The National Survey on Drug Use and Health collects and analyzes data on things like illicit drugs, prescription drugs, tobacco, alcohol, and the misuse of prescription drugs. It also looks over mental health data connected with substance use and abuse, such as substance use disorders, mental health care, and mental illness. Data is taken via an independent, multistage area probability sample within each state and arranged according to various criteria at the state level.
They mean, that the figures published are estimates based on the answers given by the participants. The census is generally conducted with a specially trained interviewer in a face-to-face interview, although the survey was conducted online due to Covid restrictions for 2020. Due to a change in approach in 2020, the Substance Abuse and Mental Health Services Administration advised using caution when comparing data from previous surveys.

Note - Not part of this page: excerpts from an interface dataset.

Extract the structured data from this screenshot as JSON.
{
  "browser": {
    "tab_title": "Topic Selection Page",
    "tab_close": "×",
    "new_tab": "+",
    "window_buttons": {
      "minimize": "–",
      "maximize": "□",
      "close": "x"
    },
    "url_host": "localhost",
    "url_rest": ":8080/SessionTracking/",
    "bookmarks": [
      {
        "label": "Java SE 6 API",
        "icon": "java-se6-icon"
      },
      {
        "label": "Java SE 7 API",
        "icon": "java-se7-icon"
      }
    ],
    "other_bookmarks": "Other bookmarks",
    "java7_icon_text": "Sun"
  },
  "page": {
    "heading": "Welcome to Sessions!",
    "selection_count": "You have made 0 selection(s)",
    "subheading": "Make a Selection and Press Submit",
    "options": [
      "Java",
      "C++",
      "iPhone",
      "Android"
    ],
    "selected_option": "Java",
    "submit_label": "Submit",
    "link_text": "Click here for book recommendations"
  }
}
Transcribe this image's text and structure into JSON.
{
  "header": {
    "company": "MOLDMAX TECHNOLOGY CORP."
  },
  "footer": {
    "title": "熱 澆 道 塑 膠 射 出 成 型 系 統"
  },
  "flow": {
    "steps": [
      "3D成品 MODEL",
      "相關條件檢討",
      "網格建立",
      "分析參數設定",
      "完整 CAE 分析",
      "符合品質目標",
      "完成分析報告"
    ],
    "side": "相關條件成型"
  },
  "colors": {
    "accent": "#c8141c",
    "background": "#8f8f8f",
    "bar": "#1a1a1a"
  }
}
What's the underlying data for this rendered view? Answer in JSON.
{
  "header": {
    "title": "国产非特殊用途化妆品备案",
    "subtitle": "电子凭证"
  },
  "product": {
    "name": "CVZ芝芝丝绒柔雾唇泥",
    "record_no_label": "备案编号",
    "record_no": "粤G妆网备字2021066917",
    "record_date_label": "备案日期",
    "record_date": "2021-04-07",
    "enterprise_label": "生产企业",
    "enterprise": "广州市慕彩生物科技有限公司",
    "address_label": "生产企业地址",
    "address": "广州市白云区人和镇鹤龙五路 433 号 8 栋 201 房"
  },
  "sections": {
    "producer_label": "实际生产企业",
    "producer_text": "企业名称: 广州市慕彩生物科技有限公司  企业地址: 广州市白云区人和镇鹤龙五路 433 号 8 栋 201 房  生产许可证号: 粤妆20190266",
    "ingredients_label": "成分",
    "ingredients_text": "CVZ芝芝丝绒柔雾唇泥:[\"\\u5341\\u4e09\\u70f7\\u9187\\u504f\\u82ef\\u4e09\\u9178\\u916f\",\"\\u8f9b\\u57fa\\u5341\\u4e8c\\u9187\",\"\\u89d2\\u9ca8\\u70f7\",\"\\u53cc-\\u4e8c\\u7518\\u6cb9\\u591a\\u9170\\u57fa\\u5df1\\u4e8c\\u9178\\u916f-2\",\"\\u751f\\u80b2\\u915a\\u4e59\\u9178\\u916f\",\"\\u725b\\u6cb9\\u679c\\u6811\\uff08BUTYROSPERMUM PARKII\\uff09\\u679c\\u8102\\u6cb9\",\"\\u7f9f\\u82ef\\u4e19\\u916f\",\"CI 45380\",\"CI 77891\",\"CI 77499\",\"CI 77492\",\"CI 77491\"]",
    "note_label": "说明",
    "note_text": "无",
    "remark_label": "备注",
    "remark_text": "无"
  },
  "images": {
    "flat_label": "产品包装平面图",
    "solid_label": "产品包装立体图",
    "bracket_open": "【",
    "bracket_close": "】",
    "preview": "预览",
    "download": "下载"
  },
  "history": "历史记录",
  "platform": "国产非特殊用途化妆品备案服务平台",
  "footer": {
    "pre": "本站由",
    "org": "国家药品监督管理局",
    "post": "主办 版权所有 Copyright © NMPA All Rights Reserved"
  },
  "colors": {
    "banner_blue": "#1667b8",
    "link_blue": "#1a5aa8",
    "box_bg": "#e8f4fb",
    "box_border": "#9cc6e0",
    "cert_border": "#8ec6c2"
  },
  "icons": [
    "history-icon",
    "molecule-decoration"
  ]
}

The nationwide poll includes adolescents living in states where marijuana has been legalized for recreational use. This stipulation is relevant to proponents of marijuana as opposers of the relaxation of marijuana restrictions often cite an increase in youth consumption as justification for their opposition to legalization. The deputy director of NORML, Paul Armentano, said, “Changes in states’ marijuana policies have not led to any significant rise in cannabis use among young people.”
He continued, “Overal, adult-use laws are working the way voters and politicians intended; licensed retailers check IDs and rarely are adult-use products diverted to the illicit marketplace.” Armentano concluded, “These findings ought to reassure lawmakers that cannabis access can be legally regulated in a manner that is safe, effective, and that does not inadvertently impact young people’s habits.”
A few other findings from the National Survey on Drug Use and Health include:
The census displays other recent analyses showing teenage cannabis consumption does not increase after states implement legalization for medical and recreational use. Studies show that allowing those of age to use some rolling papers and medicate legally won’t negatively affect the youth helps push cannabis reform further.